After scrambling over loose stones, climbing up precipices, and crawling round the projecting rocks, which consumed an hour, we found ourselves on a small ledge in front of the outer aperture, which was nearly circular and about fifty feet high. We were now in a cavern apparently of no great extent, and as I could not discover any other passage, I began to fancy that it was for this paltry hole we had undergone so much fatigue, and had had our expectations raised so high. I was about to give utterance to my disappointment, when I perceived the Uzbegs preparing their torches and arranging the line of march, in which it seemed that no one was anxious to take precedence. I now began to look about me, in the hope that there was something more to be seen, and was delighted to observe one adventurous hero with a torch disappear behind some masses of rock. We all followed our leader, and it was with great difficulty that, one by one, we managed to squeeze ourselves through a narrow gap between two jagged rocks, which I presume I am to consider as the identical ones that were rolled to the mouth six hundred years ago at the stern command of the Tartar Attila.
I confess that hitherto I had treated the moollah’s account as an idle tale; my unbelief, however, was quickly removed, for just as we entered the narrow passage the light of the torches was for an instant thrown upon a group of human skeletons. I saw them but for an instant, and the sight was quite sufficient to raise my drooping curiosity to its former pitch.

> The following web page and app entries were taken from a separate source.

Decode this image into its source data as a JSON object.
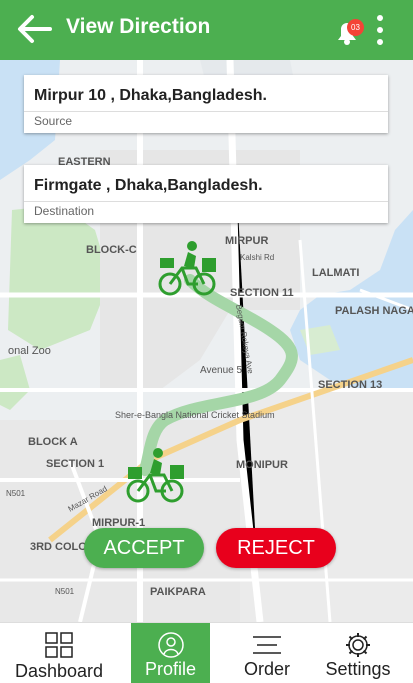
{
  "header": {
    "title": "View Direction",
    "notification_count": "03",
    "back_icon": "arrow-left-icon",
    "bell_icon": "bell-icon",
    "more_icon": "more-vert-icon"
  },
  "source": {
    "address": "Mirpur 10 , Dhaka,Bangladesh.",
    "label": "Source"
  },
  "destination": {
    "address": "Firmgate , Dhaka,Bangladesh.",
    "label": "Destination"
  },
  "map": {
    "area_labels": [
      "EASTERN",
      "BLOCK-C",
      "MIRPUR",
      "LALMATI",
      "SECTION 11",
      "PALASH NAGAR",
      "onal Zoo",
      "Avenue 5",
      "SECTION 13",
      "BLOCK A",
      "SECTION 1",
      "MONIPUR",
      "MIRPUR-1",
      "3RD COLO",
      "PAIKPARA",
      "N501",
      "N501",
      "Kalshi Rd",
      "Begum Rokeya Ave",
      "Mazar Road",
      "Sher-e-Bangla National Cricket Stadium"
    ],
    "route_color": "#a5d6a7"
  },
  "actions": {
    "accept": "ACCEPT",
    "reject": "REJECT"
  },
  "tabs": [
    {
      "label": "Dashboard",
      "icon": "grid-icon",
      "active": false
    },
    {
      "label": "Profile",
      "icon": "user-icon",
      "active": true
    },
    {
      "label": "Order",
      "icon": "menu-icon",
      "active": false
    },
    {
      "label": "Settings",
      "icon": "gear-icon",
      "active": false
    }
  ],
  "colors": {
    "primary": "#4caf50",
    "reject": "#e8001c",
    "badge": "#f44336"
  }
}
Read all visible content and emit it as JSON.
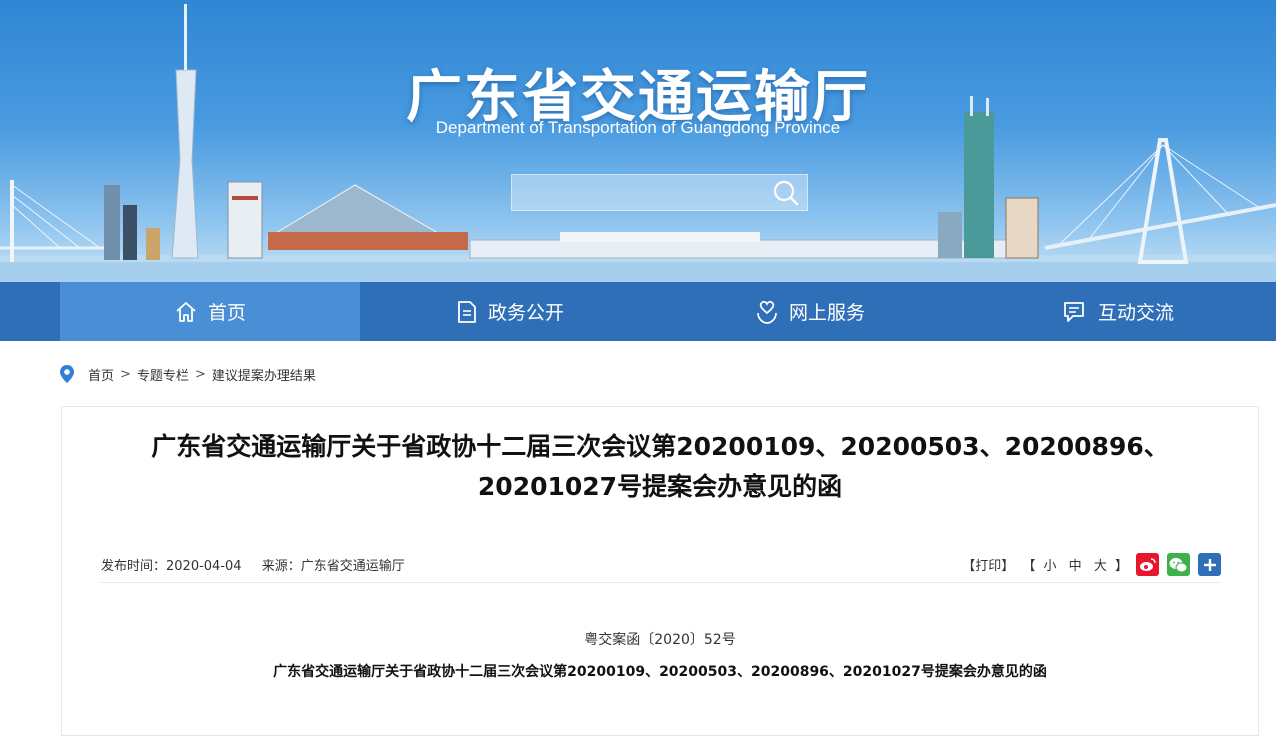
{
  "header": {
    "title": "广东省交通运输厅",
    "subtitle": "Department of Transportation of Guangdong Province",
    "search_placeholder": "",
    "search_icon": "search-icon"
  },
  "nav": {
    "items": [
      {
        "label": "首页",
        "icon": "home-icon"
      },
      {
        "label": "政务公开",
        "icon": "document-icon"
      },
      {
        "label": "网上服务",
        "icon": "heart-hand-icon"
      },
      {
        "label": "互动交流",
        "icon": "chat-icon"
      }
    ]
  },
  "breadcrumb": {
    "icon": "location-pin-icon",
    "items": [
      "首页",
      "专题专栏",
      "建议提案办理结果"
    ],
    "separator": ">"
  },
  "article": {
    "title_line1": "广东省交通运输厅关于省政协十二届三次会议第20200109、20200503、20200896、",
    "title_line2": "20201027号提案会办意见的函",
    "publish_time_label": "发布时间：",
    "publish_time": "2020-04-04",
    "source_label": "来源：",
    "source": "广东省交通运输厅",
    "print": "【打印】",
    "font_size_open": "【",
    "font_small": "小",
    "font_medium": "中",
    "font_large": "大",
    "font_size_close": "】",
    "doc_number": "粤交案函〔2020〕52号",
    "doc_title": "广东省交通运输厅关于省政协十二届三次会议第20200109、20200503、20200896、20201027号提案会办意见的函"
  },
  "share": {
    "buttons": [
      {
        "name": "weibo",
        "color": "#e6162d"
      },
      {
        "name": "wechat",
        "color": "#3fb14b"
      },
      {
        "name": "more",
        "color": "#2f6fb8"
      }
    ]
  },
  "colors": {
    "nav_bg": "#2f6fb8",
    "nav_active": "#4a8fd6",
    "banner_top": "#2f86d4"
  }
}
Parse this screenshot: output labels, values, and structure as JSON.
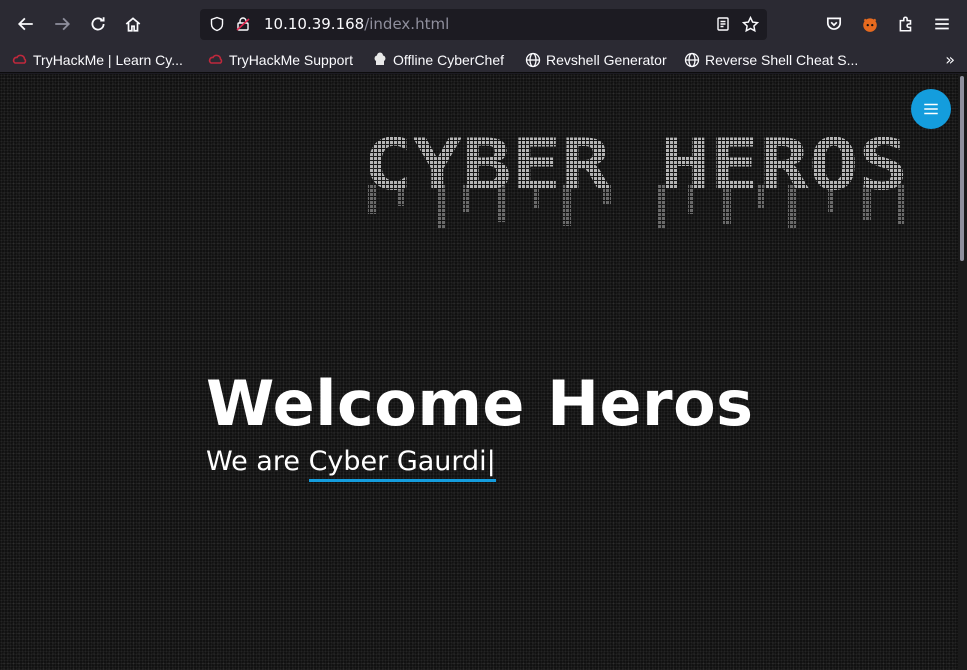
{
  "browser": {
    "url_host": "10.10.39.168",
    "url_path": "/index.html",
    "icons": [
      "back-arrow-icon",
      "forward-arrow-icon",
      "reload-icon",
      "home-icon",
      "shield-icon",
      "lock-icon",
      "reader-view-icon",
      "star-icon",
      "pocket-icon",
      "extension-fox-icon",
      "puzzle-icon",
      "hamburger-menu-icon"
    ]
  },
  "bookmarks": [
    {
      "label": "TryHackMe | Learn Cy...",
      "icon": "tryhackme-icon"
    },
    {
      "label": "TryHackMe Support",
      "icon": "tryhackme-icon"
    },
    {
      "label": "Offline CyberChef",
      "icon": "chef-hat-icon"
    },
    {
      "label": "Revshell Generator",
      "icon": "globe-icon"
    },
    {
      "label": "Reverse Shell Cheat S...",
      "icon": "globe-icon"
    }
  ],
  "page": {
    "logo_alt": "CYBER HEROS",
    "title": "Welcome Heros",
    "subtitle_prefix": "We are ",
    "subtitle_typed": "Cyber Gaurdi|",
    "accent_color": "#149ddd"
  }
}
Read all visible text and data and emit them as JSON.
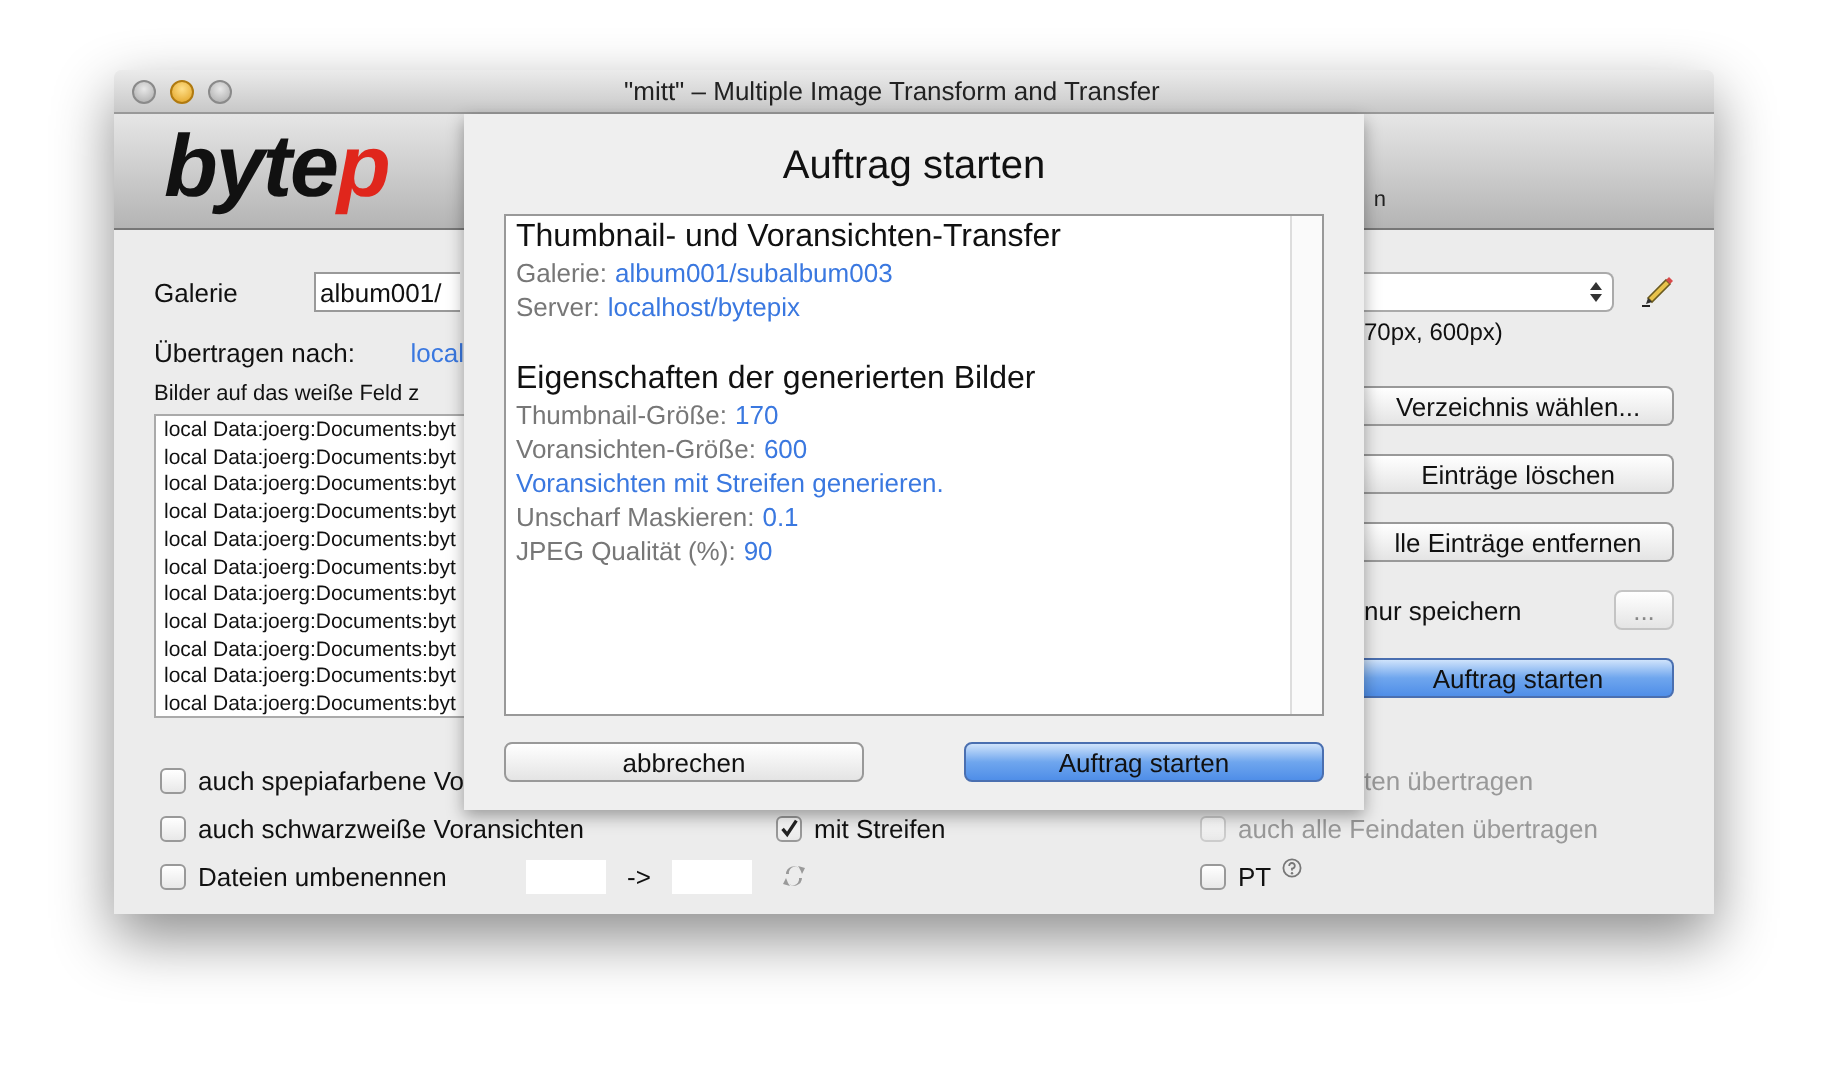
{
  "window": {
    "title": "\"mitt\" – Multiple Image Transform and Transfer"
  },
  "toolbar": {
    "logo": {
      "text": "byte",
      "accent": "p"
    },
    "labels": [
      "n"
    ]
  },
  "form": {
    "gallery": {
      "label": "Galerie",
      "value": "album001/"
    },
    "target": {
      "label": "Übertragen nach:",
      "link": "local"
    },
    "drop_hint": "Bilder auf das weiße Feld z",
    "files": [
      "local Data:joerg:Documents:byt",
      "local Data:joerg:Documents:byt",
      "local Data:joerg:Documents:byt",
      "local Data:joerg:Documents:byt",
      "local Data:joerg:Documents:byt",
      "local Data:joerg:Documents:byt",
      "local Data:joerg:Documents:byt",
      "local Data:joerg:Documents:byt",
      "local Data:joerg:Documents:byt",
      "local Data:joerg:Documents:byt",
      "local Data:joerg:Documents:byt"
    ]
  },
  "right_panel": {
    "size_note": "70px, 600px)",
    "items": [
      {
        "kind": "button",
        "label": "Verzeichnis wählen..."
      },
      {
        "kind": "button",
        "label": "Einträge löschen"
      },
      {
        "kind": "button",
        "label": "lle Einträge entfernen"
      },
      {
        "kind": "save",
        "label": "nur speichern",
        "button": "..."
      },
      {
        "kind": "primary",
        "label": "Auftrag starten"
      }
    ]
  },
  "options_left": [
    {
      "kind": "checkbox",
      "label": "auch spepiafarbene Vo",
      "checked": false
    },
    {
      "kind": "checkbox",
      "label": "auch schwarzweiße Voransichten",
      "checked": false
    },
    {
      "kind": "rename",
      "label": "Dateien umbenennen",
      "checked": false,
      "arrow": "->"
    }
  ],
  "options_mid": [
    {
      "label": "mit Streifen",
      "checked": true
    }
  ],
  "options_right": [
    {
      "kind": "text",
      "label": "ten übertragen",
      "disabled": true
    },
    {
      "kind": "checkbox",
      "label": "auch alle Feindaten übertragen",
      "checked": false,
      "disabled": true
    },
    {
      "kind": "help",
      "label": "PT",
      "checked": false,
      "disabled": false
    }
  ],
  "sheet": {
    "title": "Auftrag starten",
    "sections": [
      {
        "heading": "Thumbnail- und Voransichten-Transfer",
        "lines": [
          {
            "kind": "pair",
            "label": "Galerie:",
            "value": "album001/subalbum003"
          },
          {
            "kind": "pair",
            "label": "Server:",
            "value": "localhost/bytepix"
          }
        ]
      },
      {
        "heading": "Eigenschaften der generierten Bilder",
        "lines": [
          {
            "kind": "pair",
            "label": "Thumbnail-Größe:",
            "value": "170"
          },
          {
            "kind": "pair",
            "label": "Voransichten-Größe:",
            "value": "600"
          },
          {
            "kind": "note",
            "text": "Voransichten mit Streifen generieren."
          },
          {
            "kind": "pair",
            "label": "Unscharf Maskieren:",
            "value": "0.1"
          },
          {
            "kind": "pair",
            "label": "JPEG Qualität (%):",
            "value": "90"
          }
        ]
      }
    ],
    "buttons": [
      {
        "label": "abbrechen",
        "primary": false
      },
      {
        "label": "Auftrag starten",
        "primary": true
      }
    ]
  }
}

We proceeded down the sloping shaft, occasionally bruising ourselves against its jagged sides, until our leader suddenly came to a dead halt. I was next to him, and coming up as close as I could, I found that one step further would have precipitated the adventurous guide into an abyss, the bottom and sides of which were undistinguishable; after gazing for a moment into this apparently insurmountable obstacle to our further progress, I could just perceive a narrow ledge about sixteen feet below me, that the eye could trace for a few yards only, beyond which it was lost in the deep gloom surrounding us. Our conductor had already made up his mind what to do: he proceeded to unwind his long narrow turban composed of cotton cloth, and called to his comrades to do the same; by joining these together they formed a kind of rope by means of which we gradually lowered each other, till at last a party ten in number were safely landed on the ledge. We left a couple of men to haul us up on our return, and proceeded on our way, groping along the brink of the yawning chasm. Every now and then loose stones set in motion by our feet would slip into this bottomless pit, and we could hear them bounding down from ledge to ledge, smashing themselves into a thousand fragments, till the echoes so often repeated were like the independent file-firing of a battalion of infantry. Sometimes the narrow path